Disturbing Behavior

Director - David Nutter

Cast - James Marsden, Katie Holmes

Country of Origin - U.S.

Discs - 1

Distributor - Scream Factory

Reviewer - Richard Glenn Schmidt

Date - 03/30/2016

The Film (3/5)

When beautiful teenager Steve (James Marsden) and his family move to Cradle Bay after a family tragedy, it’s clear that something sinister is going on in the sleepy town. A clique called the Blue Ribbons has the run of the high school and they seem perfect but occasionally, one of them goes berserk and people get hurt or killed. Steve teams up with a stoner and a sexy bad girl (Nick Stahl and Katie Holmes, respectively) to investigate the local mad scientist (Bruce Greenwood) who is turning kids into overachieving monsters.

TV director David Nutter brings us Disturbing Behavior, a slick teen horror movie from the 1990s that made a huge impact at the theaters on the minds of moviegoers when it was unleashed upon the world. Well, maybe not. It made its money back and people sort of remember it. I enjoy this one as a guilty pleasure that only makes me wince a few times during its running time.

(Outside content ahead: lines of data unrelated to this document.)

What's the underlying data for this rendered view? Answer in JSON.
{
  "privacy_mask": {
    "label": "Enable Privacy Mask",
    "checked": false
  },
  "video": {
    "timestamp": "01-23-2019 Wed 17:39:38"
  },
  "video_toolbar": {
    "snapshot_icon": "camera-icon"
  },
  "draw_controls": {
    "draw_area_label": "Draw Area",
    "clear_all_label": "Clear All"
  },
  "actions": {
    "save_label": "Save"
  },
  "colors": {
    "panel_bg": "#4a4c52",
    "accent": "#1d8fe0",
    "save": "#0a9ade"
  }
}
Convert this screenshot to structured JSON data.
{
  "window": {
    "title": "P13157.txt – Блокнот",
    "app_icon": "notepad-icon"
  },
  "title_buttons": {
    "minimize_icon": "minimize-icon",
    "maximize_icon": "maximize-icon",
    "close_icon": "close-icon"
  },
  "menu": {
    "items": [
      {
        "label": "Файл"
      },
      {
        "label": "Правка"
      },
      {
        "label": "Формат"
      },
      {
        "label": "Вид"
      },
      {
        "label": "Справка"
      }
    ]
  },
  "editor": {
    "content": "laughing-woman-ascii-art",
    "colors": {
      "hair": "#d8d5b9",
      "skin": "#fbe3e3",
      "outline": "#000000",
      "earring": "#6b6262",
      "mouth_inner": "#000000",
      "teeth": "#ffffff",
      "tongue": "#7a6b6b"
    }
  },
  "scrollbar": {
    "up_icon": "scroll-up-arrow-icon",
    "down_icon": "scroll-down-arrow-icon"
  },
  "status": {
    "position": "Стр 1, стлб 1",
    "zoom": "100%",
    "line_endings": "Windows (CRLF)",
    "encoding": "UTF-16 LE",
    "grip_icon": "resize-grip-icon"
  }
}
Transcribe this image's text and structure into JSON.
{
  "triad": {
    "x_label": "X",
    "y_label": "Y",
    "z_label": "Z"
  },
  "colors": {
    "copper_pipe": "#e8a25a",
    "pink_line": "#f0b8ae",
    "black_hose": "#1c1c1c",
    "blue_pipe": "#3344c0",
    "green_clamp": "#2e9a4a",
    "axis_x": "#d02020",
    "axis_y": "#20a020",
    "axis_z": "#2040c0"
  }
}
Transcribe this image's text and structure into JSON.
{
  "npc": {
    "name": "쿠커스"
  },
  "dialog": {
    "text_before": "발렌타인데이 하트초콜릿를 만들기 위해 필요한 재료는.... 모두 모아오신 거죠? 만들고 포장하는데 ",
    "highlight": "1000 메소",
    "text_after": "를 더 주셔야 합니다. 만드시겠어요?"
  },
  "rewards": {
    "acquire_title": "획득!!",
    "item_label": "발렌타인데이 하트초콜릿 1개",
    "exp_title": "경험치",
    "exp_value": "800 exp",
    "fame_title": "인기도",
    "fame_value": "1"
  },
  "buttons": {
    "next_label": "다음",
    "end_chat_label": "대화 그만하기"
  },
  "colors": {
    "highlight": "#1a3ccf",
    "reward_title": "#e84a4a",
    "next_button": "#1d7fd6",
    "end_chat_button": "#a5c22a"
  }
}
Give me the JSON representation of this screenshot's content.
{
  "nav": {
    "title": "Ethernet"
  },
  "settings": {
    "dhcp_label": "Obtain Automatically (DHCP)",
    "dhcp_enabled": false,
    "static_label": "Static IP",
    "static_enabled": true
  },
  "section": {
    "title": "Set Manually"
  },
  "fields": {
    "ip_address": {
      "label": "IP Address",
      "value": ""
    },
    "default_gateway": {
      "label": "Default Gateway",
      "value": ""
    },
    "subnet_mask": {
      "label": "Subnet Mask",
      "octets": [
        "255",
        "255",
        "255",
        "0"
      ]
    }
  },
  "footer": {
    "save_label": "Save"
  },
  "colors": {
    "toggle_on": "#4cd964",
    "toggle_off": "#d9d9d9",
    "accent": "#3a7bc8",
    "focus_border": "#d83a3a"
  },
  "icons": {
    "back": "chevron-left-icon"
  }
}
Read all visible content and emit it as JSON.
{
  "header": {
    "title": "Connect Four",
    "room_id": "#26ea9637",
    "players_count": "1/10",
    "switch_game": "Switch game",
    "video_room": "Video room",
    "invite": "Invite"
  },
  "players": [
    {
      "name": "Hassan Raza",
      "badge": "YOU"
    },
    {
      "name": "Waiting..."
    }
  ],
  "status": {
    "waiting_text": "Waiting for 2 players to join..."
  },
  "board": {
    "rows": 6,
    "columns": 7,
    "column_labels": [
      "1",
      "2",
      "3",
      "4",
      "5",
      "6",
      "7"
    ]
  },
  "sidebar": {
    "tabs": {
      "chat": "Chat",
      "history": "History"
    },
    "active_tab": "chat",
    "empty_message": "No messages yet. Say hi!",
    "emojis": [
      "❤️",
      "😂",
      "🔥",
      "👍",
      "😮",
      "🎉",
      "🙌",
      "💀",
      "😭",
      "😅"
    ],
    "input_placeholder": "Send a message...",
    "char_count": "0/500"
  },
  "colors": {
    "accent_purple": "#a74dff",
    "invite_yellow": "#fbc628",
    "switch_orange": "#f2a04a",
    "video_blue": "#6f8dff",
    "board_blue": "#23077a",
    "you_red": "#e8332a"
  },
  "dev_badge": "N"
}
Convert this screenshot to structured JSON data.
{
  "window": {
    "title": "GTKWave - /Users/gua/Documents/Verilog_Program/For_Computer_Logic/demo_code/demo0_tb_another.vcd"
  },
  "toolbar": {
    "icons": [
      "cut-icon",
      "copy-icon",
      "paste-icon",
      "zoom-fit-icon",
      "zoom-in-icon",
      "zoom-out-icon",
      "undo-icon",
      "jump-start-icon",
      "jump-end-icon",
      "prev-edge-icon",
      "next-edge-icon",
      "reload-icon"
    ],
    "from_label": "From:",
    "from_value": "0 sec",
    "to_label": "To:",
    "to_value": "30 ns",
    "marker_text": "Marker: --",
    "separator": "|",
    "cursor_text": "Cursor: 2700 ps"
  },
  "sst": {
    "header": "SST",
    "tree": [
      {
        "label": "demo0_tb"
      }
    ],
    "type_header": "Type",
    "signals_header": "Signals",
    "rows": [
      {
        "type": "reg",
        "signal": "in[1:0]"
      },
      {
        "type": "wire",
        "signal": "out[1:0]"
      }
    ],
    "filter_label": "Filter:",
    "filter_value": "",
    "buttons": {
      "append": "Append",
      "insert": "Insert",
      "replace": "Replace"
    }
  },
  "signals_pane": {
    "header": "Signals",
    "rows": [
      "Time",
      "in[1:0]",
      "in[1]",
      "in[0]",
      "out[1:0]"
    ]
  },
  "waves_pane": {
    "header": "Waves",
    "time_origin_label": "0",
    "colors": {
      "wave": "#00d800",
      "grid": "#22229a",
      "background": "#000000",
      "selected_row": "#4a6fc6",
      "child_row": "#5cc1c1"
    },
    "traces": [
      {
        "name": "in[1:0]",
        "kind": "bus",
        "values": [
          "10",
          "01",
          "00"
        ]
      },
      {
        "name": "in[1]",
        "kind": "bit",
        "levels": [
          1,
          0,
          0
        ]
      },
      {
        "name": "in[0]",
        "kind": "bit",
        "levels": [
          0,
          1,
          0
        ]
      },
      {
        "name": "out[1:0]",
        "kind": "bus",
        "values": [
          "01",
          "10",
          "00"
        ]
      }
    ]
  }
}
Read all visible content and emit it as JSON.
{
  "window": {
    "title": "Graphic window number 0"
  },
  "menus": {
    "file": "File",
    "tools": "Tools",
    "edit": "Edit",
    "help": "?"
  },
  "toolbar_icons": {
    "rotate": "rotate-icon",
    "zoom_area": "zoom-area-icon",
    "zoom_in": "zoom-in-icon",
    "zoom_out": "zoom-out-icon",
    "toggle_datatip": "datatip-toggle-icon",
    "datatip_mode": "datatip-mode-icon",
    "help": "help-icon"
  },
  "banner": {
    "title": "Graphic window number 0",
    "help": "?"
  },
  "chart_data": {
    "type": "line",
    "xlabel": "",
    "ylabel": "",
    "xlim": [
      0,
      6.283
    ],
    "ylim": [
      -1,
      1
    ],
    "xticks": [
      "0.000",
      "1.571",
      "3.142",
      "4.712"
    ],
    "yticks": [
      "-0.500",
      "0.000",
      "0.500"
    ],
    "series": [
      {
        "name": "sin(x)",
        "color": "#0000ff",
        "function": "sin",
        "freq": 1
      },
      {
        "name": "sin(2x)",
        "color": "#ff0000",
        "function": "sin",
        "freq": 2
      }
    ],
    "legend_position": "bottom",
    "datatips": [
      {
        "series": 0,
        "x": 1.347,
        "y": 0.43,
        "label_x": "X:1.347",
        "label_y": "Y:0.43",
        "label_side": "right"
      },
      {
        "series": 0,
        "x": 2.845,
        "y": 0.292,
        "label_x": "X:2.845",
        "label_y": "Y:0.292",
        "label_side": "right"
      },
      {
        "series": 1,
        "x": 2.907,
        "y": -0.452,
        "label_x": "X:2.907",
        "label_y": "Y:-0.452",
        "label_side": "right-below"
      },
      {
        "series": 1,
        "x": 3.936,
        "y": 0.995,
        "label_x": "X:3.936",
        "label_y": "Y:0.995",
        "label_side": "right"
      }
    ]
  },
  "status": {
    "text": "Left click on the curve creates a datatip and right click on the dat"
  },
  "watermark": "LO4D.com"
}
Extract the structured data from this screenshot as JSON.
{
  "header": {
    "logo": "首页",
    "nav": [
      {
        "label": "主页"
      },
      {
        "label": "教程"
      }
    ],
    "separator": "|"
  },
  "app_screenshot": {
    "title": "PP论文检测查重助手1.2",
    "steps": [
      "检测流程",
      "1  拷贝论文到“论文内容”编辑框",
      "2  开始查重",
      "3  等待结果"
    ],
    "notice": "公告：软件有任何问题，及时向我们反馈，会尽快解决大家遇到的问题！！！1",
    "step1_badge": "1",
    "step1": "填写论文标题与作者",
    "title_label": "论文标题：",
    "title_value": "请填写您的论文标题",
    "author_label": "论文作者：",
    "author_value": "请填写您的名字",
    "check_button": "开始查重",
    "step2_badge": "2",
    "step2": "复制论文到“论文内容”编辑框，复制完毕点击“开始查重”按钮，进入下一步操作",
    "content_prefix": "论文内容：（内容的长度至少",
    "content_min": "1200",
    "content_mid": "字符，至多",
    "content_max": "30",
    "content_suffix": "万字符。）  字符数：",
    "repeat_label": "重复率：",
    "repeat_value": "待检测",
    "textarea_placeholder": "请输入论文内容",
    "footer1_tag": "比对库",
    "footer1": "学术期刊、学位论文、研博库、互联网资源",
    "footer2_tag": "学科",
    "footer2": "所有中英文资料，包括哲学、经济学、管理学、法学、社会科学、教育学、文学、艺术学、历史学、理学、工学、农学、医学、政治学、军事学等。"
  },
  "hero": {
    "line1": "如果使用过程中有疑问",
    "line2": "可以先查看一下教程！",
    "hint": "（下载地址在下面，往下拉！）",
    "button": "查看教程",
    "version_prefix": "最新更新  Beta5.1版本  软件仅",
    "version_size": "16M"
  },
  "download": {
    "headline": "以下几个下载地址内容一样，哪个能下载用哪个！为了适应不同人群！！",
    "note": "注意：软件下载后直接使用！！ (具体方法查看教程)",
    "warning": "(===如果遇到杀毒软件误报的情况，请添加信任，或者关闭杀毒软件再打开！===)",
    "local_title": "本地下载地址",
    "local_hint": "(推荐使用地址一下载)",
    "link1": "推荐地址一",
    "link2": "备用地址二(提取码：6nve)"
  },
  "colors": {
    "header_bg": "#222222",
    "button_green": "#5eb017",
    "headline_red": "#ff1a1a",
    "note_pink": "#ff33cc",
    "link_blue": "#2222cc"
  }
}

I must mention the supporting cast which features William Sadler as a janitor with a secret, Steve Railsback as a cop with a secret, and a young Katharine Isabelle as the little sister without a secret.

Audio/Video (4/5)

If you enjoy this film and are considering upgrading your old MGM DVD or you’re on a 90s horror kick, go for it! Shout! Factory’s Blu-ray looks and sounds pretty damn good in 1.85:1 and 5.1 DTS-HD Master Audio.

Extras (3/5)

I believe that the extras from the DVD have all been ported to this disc. There’s an audio commentary with director Nutter as well as a bunch of deleted scenes with his commentary. The director’s cut of this film was supposedly 115 minutes and I kind of wish that there was a version of it here.

Overall (3/5)

I have a fond memory of catching Disturbing Behavior during its theatrical run and not because it’s a classic or anything. No, my friend and I laughed our heads off at this angst-ridden teen horror film with so much wannabe poignant shlock and pseudoscience that it was impossible to take seriously.  Surprisingly, this movie has aged better than I expected (which isn’t saying much) and is a fun snapshot of how the horror genre was aimed at the youth of 1998. The music queues are invasive and terrible and the ubiquitous scene where the various high school cliques are laid out is embarrassingly bad. On the plus side, Disturbing Behavior has energy to spare, atmospheric sets and locations, and the cast is very good. While it’s not mentioned in the trivia anywhere, this film has some similarities to Aussie horror flick Strange Behavior from 1981.